3 import {Video, CloudinaryContext} from 'cloudinary-react'

We create a function component for the video player. The component will return a Cloudinary video wrapped around a Cloudinary Context component. Cloudinary Context provides a container with shared data accessible by all child Cloudinary components.

1const ProductVideo = ({video = 'video-ecommerce/tomato'}) => {
2 return (
3 <CloudinaryContext cloudName="codeg0d">
4 <Video
5 publicId={video}
6 controls
7 width="100%"
8 />
9 </CloudinaryContext>
10 )
11 }
13 export default ProductVideo

From the Cloudinary Context, we provided a cloud name. To obtain a cloud name, you need to register a new account on Cloudinary to get the cloud name value from your dashboard.

Rendering the video player

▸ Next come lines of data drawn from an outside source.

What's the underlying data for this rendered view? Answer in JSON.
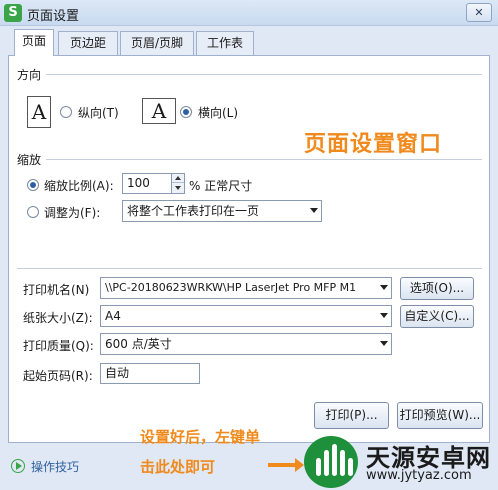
{
  "window": {
    "app_icon": "S",
    "title": "页面设置",
    "close_label": "✕"
  },
  "tabs": [
    {
      "label": "页面",
      "active": true
    },
    {
      "label": "页边距",
      "active": false
    },
    {
      "label": "页眉/页脚",
      "active": false
    },
    {
      "label": "工作表",
      "active": false
    }
  ],
  "orientation": {
    "group_label": "方向",
    "icon_glyph": "A",
    "portrait_label": "纵向(T)",
    "landscape_label": "横向(L)",
    "selected": "landscape"
  },
  "scaling": {
    "group_label": "缩放",
    "scale_label": "缩放比例(A):",
    "scale_value": "100",
    "scale_suffix": "% 正常尺寸",
    "fit_label": "调整为(F):",
    "fit_option": "将整个工作表打印在一页",
    "selected": "scale"
  },
  "printer": {
    "name_label": "打印机名(N)",
    "name_value": "\\\\PC-20180623WRKW\\HP LaserJet Pro MFP M1",
    "options_button": "选项(O)...",
    "paper_label": "纸张大小(Z):",
    "paper_value": "A4",
    "custom_button": "自定义(C)...",
    "quality_label": "打印质量(Q):",
    "quality_value": "600 点/英寸",
    "start_page_label": "起始页码(R):",
    "start_page_value": "自动"
  },
  "actions": {
    "print_button": "打印(P)...",
    "preview_button": "打印预览(W)..."
  },
  "footer": {
    "tips_label": "操作技巧"
  },
  "annotations": {
    "title": "页面设置窗口",
    "tip_line1": "设置好后，左键单",
    "tip_line2": "击此处即可",
    "color": "#f08a1c"
  },
  "watermark": {
    "name": "天源安卓网",
    "url": "www.jytyaz.com"
  }
}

With the completed steps above, we render a ProductVideo component into the ProductAttributes component, in src/components/index.js. Next, we update the code component to include the video player.

1import React from 'react'
2 import {Header, Divider, Table} from 'semantic-ui-react'
3 import ProductVideo from '../VideoPlayer/index'
5 export default ({description, material, max_watt, bulb_qty, finish, bulb}) => (
6 <div>
7 <Header as="h3">About this product</Header>
8 <p>{description}</p>
9 <Divider />
10 <Table celled>
11 {/*table information goes in here*/}
12 </Table>
13 <Divider />
14 <ProductVideo />
15 </div>
16 )

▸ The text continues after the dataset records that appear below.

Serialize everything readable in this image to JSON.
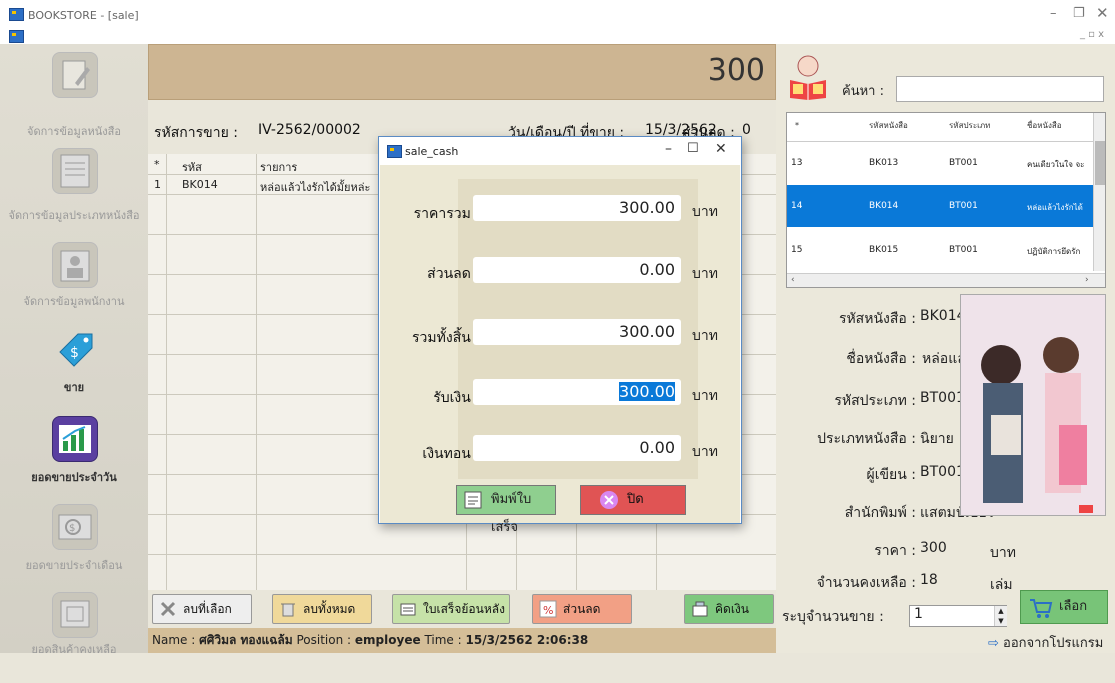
{
  "window": {
    "title": "BOOKSTORE - [sale]"
  },
  "sidebar": {
    "items": [
      {
        "label": "จัดการข้อมูลหนังสือ",
        "icon": "book-edit-icon"
      },
      {
        "label": "จัดการข้อมูลประเภทหนังสือ",
        "icon": "book-category-icon"
      },
      {
        "label": "จัดการข้อมูลพนักงาน",
        "icon": "employee-icon"
      },
      {
        "label": "ขาย",
        "icon": "price-tag-icon"
      },
      {
        "label": "ยอดขายประจำวัน",
        "icon": "daily-chart-icon"
      },
      {
        "label": "ยอดขายประจำเดือน",
        "icon": "monthly-money-icon"
      },
      {
        "label": "ยอดสินค้าคงเหลือ",
        "icon": "inventory-icon"
      }
    ]
  },
  "sale": {
    "total": "300",
    "invoice_label": "รหัสการขาย :",
    "invoice_no": "IV-2562/00002",
    "date_label": "วัน/เดือน/ปี ที่ขาย :",
    "date": "15/3/2562",
    "discount_label": "ส่วนลด :",
    "discount": "0",
    "columns": [
      "*",
      "รหัส",
      "รายการ"
    ],
    "rows": [
      {
        "index": "1",
        "code": "BK014",
        "item": "หล่อแล้วไงรักได้มั้ยหล่ะ"
      }
    ]
  },
  "actions": {
    "delete_selected": "ลบที่เลือก",
    "delete_all": "ลบทั้งหมด",
    "reprint": "ใบเสร็จย้อนหลัง",
    "discount": "ส่วนลด",
    "checkout": "คิดเงิน"
  },
  "status": {
    "name_label": "Name :",
    "name": "ศศิวิมล ทองแฉล้ม",
    "position_label": "Position :",
    "position": "employee",
    "time_label": "Time :",
    "time": "15/3/2562 2:06:38"
  },
  "search": {
    "label": "ค้นหา :",
    "value": ""
  },
  "book_grid": {
    "columns": [
      "*",
      "รหัสหนังสือ",
      "รหัสประเภท",
      "ชื่อหนังสือ"
    ],
    "rows": [
      {
        "no": "13",
        "code": "BK013",
        "type": "BT001",
        "name": "คนเดียวในใจ จะ"
      },
      {
        "no": "14",
        "code": "BK014",
        "type": "BT001",
        "name": "หล่อแล้วไงรักได้"
      },
      {
        "no": "15",
        "code": "BK015",
        "type": "BT001",
        "name": "ปฏิบัติการยึดรัก"
      }
    ]
  },
  "book_detail": {
    "code_label": "รหัสหนังสือ :",
    "code": "BK014",
    "name_label": "ชื่อหนังสือ :",
    "name": "หล่อแล้วไงรักได้มั้ยหล่ะ",
    "type_label": "รหัสประเภท :",
    "type": "BT001",
    "category_label": "ประเภทหนังสือ :",
    "category": "นิยาย",
    "author_label": "ผู้เขียน :",
    "author": "BT001",
    "publisher_label": "สำนักพิมพ์ :",
    "publisher": "แสตมป์เบอรี่",
    "price_label": "ราคา :",
    "price": "300",
    "price_unit": "บาท",
    "stock_label": "จำนวนคงเหลือ :",
    "stock": "18",
    "stock_unit": "เล่ม",
    "qty_label": "ระบุจำนวนขาย :",
    "qty": "1",
    "qty_unit": "เล่ม",
    "select_button": "เลือก",
    "exit_button": "ออกจากโปรแกรม"
  },
  "dialog": {
    "title": "sale_cash",
    "total_label": "ราคารวม :",
    "total": "300.00",
    "discount_label": "ส่วนลด :",
    "discount": "0.00",
    "net_label": "รวมทั้งสิ้น :",
    "net": "300.00",
    "received_label": "รับเงิน :",
    "received": "300.00",
    "change_label": "เงินทอน :",
    "change": "0.00",
    "unit": "บาท",
    "print_button": "พิมพ์ใบเสร็จ",
    "close_button": "ปิด"
  },
  "colors": {
    "accent_blue": "#0a79d8",
    "checkout_green": "#7ec87e",
    "close_red": "#e05454"
  }
}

Video transformation

In this post, we stated that Cloudinary is cloud-based, and it offers the possibility for transformation of videos using the Transformation URL API Reference, which include all transformation parameters.

We can apply transformations to the video rendered in the ProductVideo component.

1const ProductVideo = ({video = 'video-ecommerce/tomato'}) => {
2 return (
3 <CloudinaryContext cloudName="codeg0d">
4 <Video
5 publicId={video}
6 controls
7 width="100%"
8 sourceTransformation={{
9 ogv: {
10 aspect_ratio: '3:2',
11 },
12 webm: {
13 aspectRatio: '1:1',
14 },
15 }}
16 sourceTypes={['webm', 'ogv', 'mp4']}
17 />
18 </CloudinaryContext>
19 )
20 }

In the above code block, we defined the source types and source transformation parameters for our video.

The sourceTransformation parameter specifies the aspect ratio for each video format and determines how the asset (video) is adjusted to new dimensions. Finally, the sourceTypes parameter is an ordered array of the video source types to include in the HTML5 tag, where the type is mapped to the mime type.

There are multiple other parameters we can include based on our preference and what we want to achieve.

With these, we have the product page looking like this. Spot the video after the product attributes.

Product video


The use of product videos in your e-commerce store can improve customers’ trust and boost sales. With Cloudinary, this is possible as we can optimize and transform product videos for the best user and media experience.


You may find these resources helpful.

Emma Alder

Technical Writer at Hackmamba.io

Technical writer at Hackmamba.io